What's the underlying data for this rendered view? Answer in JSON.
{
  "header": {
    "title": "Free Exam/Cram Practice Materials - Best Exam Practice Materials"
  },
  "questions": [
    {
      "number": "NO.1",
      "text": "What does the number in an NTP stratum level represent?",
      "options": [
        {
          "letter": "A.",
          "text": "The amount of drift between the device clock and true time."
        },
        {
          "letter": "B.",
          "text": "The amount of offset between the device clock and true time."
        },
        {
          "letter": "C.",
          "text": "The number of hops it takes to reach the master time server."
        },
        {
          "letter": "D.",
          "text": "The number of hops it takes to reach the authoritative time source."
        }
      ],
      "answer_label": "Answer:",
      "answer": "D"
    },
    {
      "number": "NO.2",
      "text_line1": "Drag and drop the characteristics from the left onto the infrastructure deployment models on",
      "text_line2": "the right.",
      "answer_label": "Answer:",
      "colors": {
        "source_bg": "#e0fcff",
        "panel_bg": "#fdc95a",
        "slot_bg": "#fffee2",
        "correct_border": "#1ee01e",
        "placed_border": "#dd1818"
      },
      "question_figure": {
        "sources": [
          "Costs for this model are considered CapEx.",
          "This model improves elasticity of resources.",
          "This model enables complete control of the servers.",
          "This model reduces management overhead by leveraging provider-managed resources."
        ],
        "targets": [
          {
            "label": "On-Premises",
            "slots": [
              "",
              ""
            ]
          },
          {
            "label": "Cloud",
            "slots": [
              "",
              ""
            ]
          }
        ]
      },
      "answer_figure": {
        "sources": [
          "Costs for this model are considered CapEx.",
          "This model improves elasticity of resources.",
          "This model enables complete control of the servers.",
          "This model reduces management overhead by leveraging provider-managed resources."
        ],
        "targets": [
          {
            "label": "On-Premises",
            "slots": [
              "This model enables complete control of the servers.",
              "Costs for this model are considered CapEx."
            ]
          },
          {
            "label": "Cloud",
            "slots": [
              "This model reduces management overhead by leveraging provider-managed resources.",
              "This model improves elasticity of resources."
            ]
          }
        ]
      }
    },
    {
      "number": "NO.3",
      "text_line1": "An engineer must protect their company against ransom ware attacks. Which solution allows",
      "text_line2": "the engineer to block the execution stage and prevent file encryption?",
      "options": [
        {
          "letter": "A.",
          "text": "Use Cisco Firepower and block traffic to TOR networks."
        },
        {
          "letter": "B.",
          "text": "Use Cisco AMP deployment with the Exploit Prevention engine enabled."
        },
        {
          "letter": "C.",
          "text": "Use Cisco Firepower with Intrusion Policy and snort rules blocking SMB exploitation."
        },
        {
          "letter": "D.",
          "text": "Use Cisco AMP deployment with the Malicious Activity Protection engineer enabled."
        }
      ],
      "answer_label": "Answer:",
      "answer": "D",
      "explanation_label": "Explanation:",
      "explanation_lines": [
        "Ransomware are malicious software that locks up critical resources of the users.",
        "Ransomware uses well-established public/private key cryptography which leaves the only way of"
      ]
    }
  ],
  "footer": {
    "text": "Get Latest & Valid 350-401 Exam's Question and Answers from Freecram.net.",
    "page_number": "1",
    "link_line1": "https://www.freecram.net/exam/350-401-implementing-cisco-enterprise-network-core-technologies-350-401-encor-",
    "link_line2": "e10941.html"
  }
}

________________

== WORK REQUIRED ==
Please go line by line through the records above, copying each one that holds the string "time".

== TASK OUTPUT ==
          "text": "The amount of drift between the device clock and true time."
          "text": "The amount of offset between the device clock and true time."
          "text": "The number of hops it takes to reach the master time server."
          "text": "The number of hops it takes to reach the authoritative time source."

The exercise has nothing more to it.